The COVID-19 vaccine rollout has now expanded to include young adolescents among those eligible to receive Pfizer's two-dose shot. This expanded authorization comes as mask mandates across the country are lifting.
Adding younger teens means an additional 17-million sleeves can be rolled up to receive a shot as the U.S. pushes forward with the largest mass vaccination program in history. But, even if vaccinations mean life can go 'back to normal,' many parents are concerned over potential side effects and long-term impacts of the vaccine. Others, however, are rushing to vaccinate ahead of summer camps. Every parent wonders: when will a vaccine be available for even younger kids? Some parents have even considered enrolling their young children in clinical trials for an earlier shot at a dose.
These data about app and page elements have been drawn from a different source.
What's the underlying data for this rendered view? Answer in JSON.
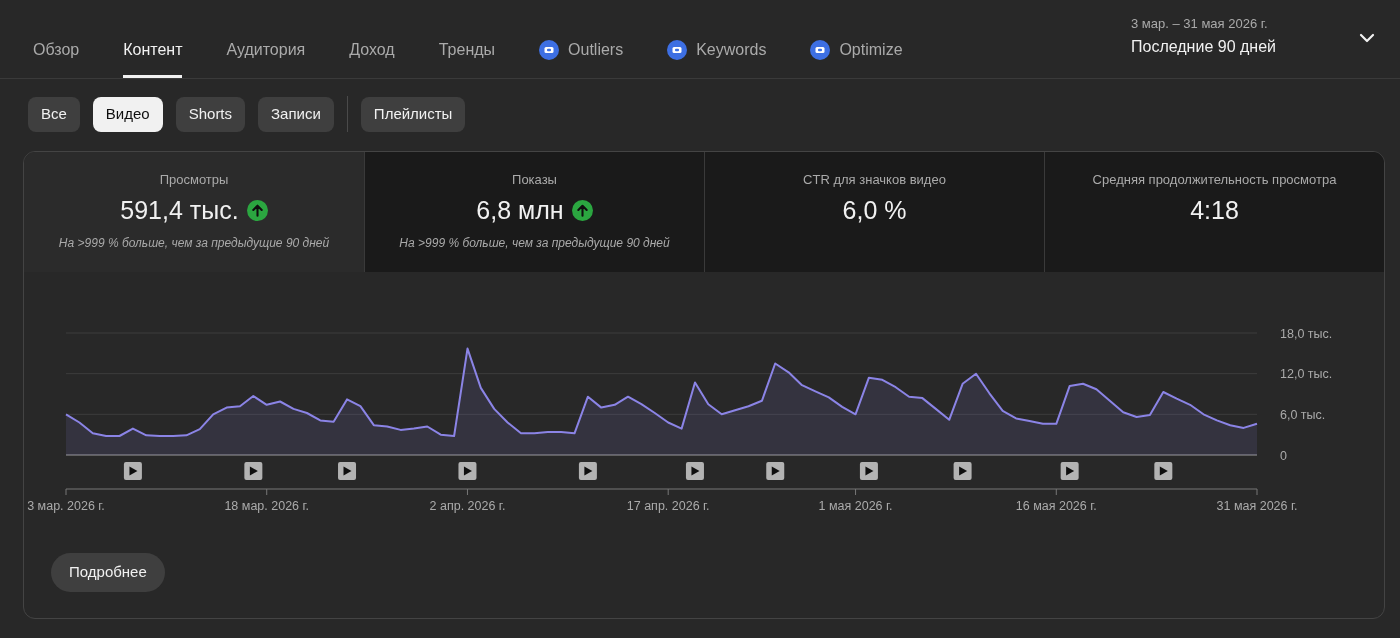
{
  "nav": {
    "tabs": [
      {
        "label": "Обзор",
        "kind": "plain",
        "selected": false
      },
      {
        "label": "Контент",
        "kind": "plain",
        "selected": true
      },
      {
        "label": "Аудитория",
        "kind": "plain",
        "selected": false
      },
      {
        "label": "Доход",
        "kind": "plain",
        "selected": false
      },
      {
        "label": "Тренды",
        "kind": "plain",
        "selected": false
      },
      {
        "label": "Outliers",
        "kind": "iq",
        "selected": false
      },
      {
        "label": "Keywords",
        "kind": "iq",
        "selected": false
      },
      {
        "label": "Optimize",
        "kind": "iq",
        "selected": false
      }
    ]
  },
  "date_range": {
    "range": "3 мар. – 31 мая 2026 г.",
    "period": "Последние 90 дней"
  },
  "filter_groups": [
    {
      "chips": [
        {
          "label": "Все",
          "selected": false
        },
        {
          "label": "Видео",
          "selected": true
        },
        {
          "label": "Shorts",
          "selected": false
        },
        {
          "label": "Записи",
          "selected": false
        }
      ]
    },
    {
      "chips": [
        {
          "label": "Плейлисты",
          "selected": false
        }
      ]
    }
  ],
  "metrics": [
    {
      "label": "Просмотры",
      "value": "591,4 тыс.",
      "trend_up": true,
      "comparison": "На >999 % больше, чем за предыдущие 90 дней",
      "selected": true
    },
    {
      "label": "Показы",
      "value": "6,8 млн",
      "trend_up": true,
      "comparison": "На >999 % больше, чем за предыдущие 90 дней",
      "selected": false
    },
    {
      "label": "CTR для значков видео",
      "value": "6,0 %",
      "trend_up": false,
      "selected": false
    },
    {
      "label": "Средняя продолжительность просмотра",
      "value": "4:18",
      "trend_up": false,
      "selected": false
    }
  ],
  "chart": {
    "chart_data": {
      "type": "area",
      "categories": [
        "3 мар. 2026 г.",
        null,
        null,
        null,
        null,
        null,
        null,
        null,
        null,
        null,
        null,
        null,
        null,
        null,
        null,
        "18 мар. 2026 г.",
        null,
        null,
        null,
        null,
        null,
        null,
        null,
        null,
        null,
        null,
        null,
        null,
        null,
        null,
        "2 апр. 2026 г.",
        null,
        null,
        null,
        null,
        null,
        null,
        null,
        null,
        null,
        null,
        null,
        null,
        null,
        null,
        "17 апр. 2026 г.",
        null,
        null,
        null,
        null,
        null,
        null,
        null,
        null,
        null,
        null,
        null,
        null,
        null,
        "1 мая 2026 г.",
        null,
        null,
        null,
        null,
        null,
        null,
        null,
        null,
        null,
        null,
        null,
        null,
        null,
        null,
        "16 мая 2026 г.",
        null,
        null,
        null,
        null,
        null,
        null,
        null,
        null,
        null,
        null,
        null,
        null,
        null,
        null,
        "31 мая 2026 г."
      ],
      "series": [
        {
          "color": "#8b84e6",
          "values": [
            6.0,
            4.8,
            3.2,
            2.8,
            2.8,
            3.9,
            2.9,
            2.8,
            2.8,
            2.9,
            3.8,
            6.0,
            7.0,
            7.2,
            8.7,
            7.4,
            7.9,
            6.8,
            6.2,
            5.1,
            4.9,
            8.2,
            7.2,
            4.4,
            4.2,
            3.7,
            3.9,
            4.2,
            3.0,
            2.8,
            15.7,
            9.9,
            6.8,
            4.8,
            3.2,
            3.2,
            3.4,
            3.4,
            3.2,
            8.6,
            7.0,
            7.4,
            8.6,
            7.5,
            6.2,
            4.8,
            3.9,
            10.7,
            7.5,
            6.0,
            6.6,
            7.2,
            8.0,
            13.5,
            12.2,
            10.3,
            9.4,
            8.5,
            7.1,
            6.0,
            11.4,
            11.1,
            10.0,
            8.6,
            8.4,
            6.8,
            5.2,
            10.5,
            12.0,
            9.1,
            6.5,
            5.4,
            5.0,
            4.6,
            4.6,
            10.2,
            10.5,
            9.7,
            8.0,
            6.3,
            5.6,
            5.9,
            9.3,
            8.3,
            7.4,
            6.0,
            5.1,
            4.4,
            4.0,
            4.6
          ]
        }
      ],
      "ylim": [
        0,
        18
      ],
      "yticks": [
        0,
        {
          "value": 6,
          "label": "6,0 тыс."
        },
        {
          "value": 12,
          "label": "12,0 тыс."
        },
        {
          "value": 18,
          "label": "18,0 тыс."
        }
      ]
    }
  },
  "more_button": {
    "label": "Подробнее"
  }
}
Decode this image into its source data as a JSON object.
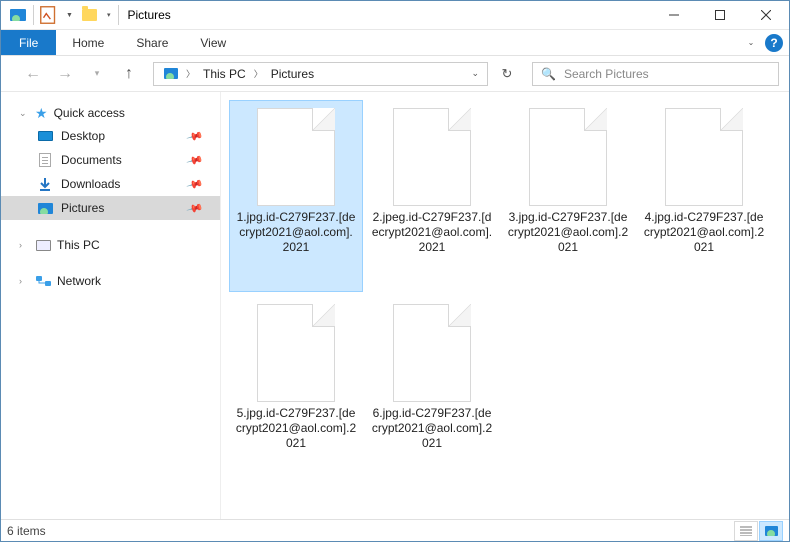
{
  "titlebar": {
    "title": "Pictures"
  },
  "ribbon": {
    "file": "File",
    "tabs": [
      "Home",
      "Share",
      "View"
    ]
  },
  "breadcrumb": {
    "items": [
      "This PC",
      "Pictures"
    ]
  },
  "search": {
    "placeholder": "Search Pictures"
  },
  "sidebar": {
    "quickaccess": "Quick access",
    "pinned": [
      "Desktop",
      "Documents",
      "Downloads",
      "Pictures"
    ],
    "selected_index": 3,
    "thispc": "This PC",
    "network": "Network"
  },
  "files": [
    {
      "name": "1.jpg.id-C279F237.[decrypt2021@aol.com].2021",
      "selected": true
    },
    {
      "name": "2.jpeg.id-C279F237.[decrypt2021@aol.com].2021",
      "selected": false
    },
    {
      "name": "3.jpg.id-C279F237.[decrypt2021@aol.com].2021",
      "selected": false
    },
    {
      "name": "4.jpg.id-C279F237.[decrypt2021@aol.com].2021",
      "selected": false
    },
    {
      "name": "5.jpg.id-C279F237.[decrypt2021@aol.com].2021",
      "selected": false
    },
    {
      "name": "6.jpg.id-C279F237.[decrypt2021@aol.com].2021",
      "selected": false
    }
  ],
  "statusbar": {
    "text": "6 items"
  }
}
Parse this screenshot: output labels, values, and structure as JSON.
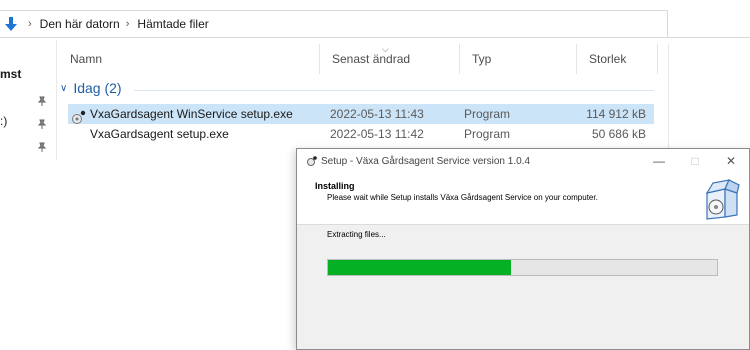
{
  "explorer": {
    "breadcrumb": [
      "Den här datorn",
      "Hämtade filer"
    ],
    "nav_labels": [
      "mst",
      ":)"
    ],
    "columns": [
      "Namn",
      "Senast ändrad",
      "Typ",
      "Storlek"
    ],
    "group": "Idag (2)",
    "files": [
      {
        "name": "VxaGardsagent WinService setup.exe",
        "date": "2022-05-13 11:43",
        "type": "Program",
        "size": "114 912 kB",
        "selected": true
      },
      {
        "name": "VxaGardsagent setup.exe",
        "date": "2022-05-13 11:42",
        "type": "Program",
        "size": "50 686 kB",
        "selected": false
      }
    ]
  },
  "setup": {
    "title": "Setup - Växa Gårdsagent Service version 1.0.4",
    "heading": "Installing",
    "subheading": "Please wait while Setup installs Växa Gårdsagent Service on your computer.",
    "status": "Extracting files...",
    "progress": 0.47
  },
  "colors": {
    "selection": "#cce4f7",
    "group_header": "#1e5fa8",
    "progress_fill": "#06b025",
    "progress_track": "#e6e6e6",
    "download_arrow": "#1c75d2"
  },
  "icons": {
    "download": "arrow-down-icon",
    "chevron": "chevron-right-icon",
    "pin": "pin-icon",
    "setup": "installer-box-icon",
    "exe": "exe-file-icon"
  }
}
Joining us this week is Paul A. Offit, MD, director of the Vaccine Education Center and professor of pediatrics in the Division of Infectious Diseases at Children's Hospital of Philadelphia. He's also a member of the FDA's Vaccines and Related Biological Products Advisory Committee (VRBPAC), the impartial group of experts that has been responsible for giving the greenlight for emergency use authorization.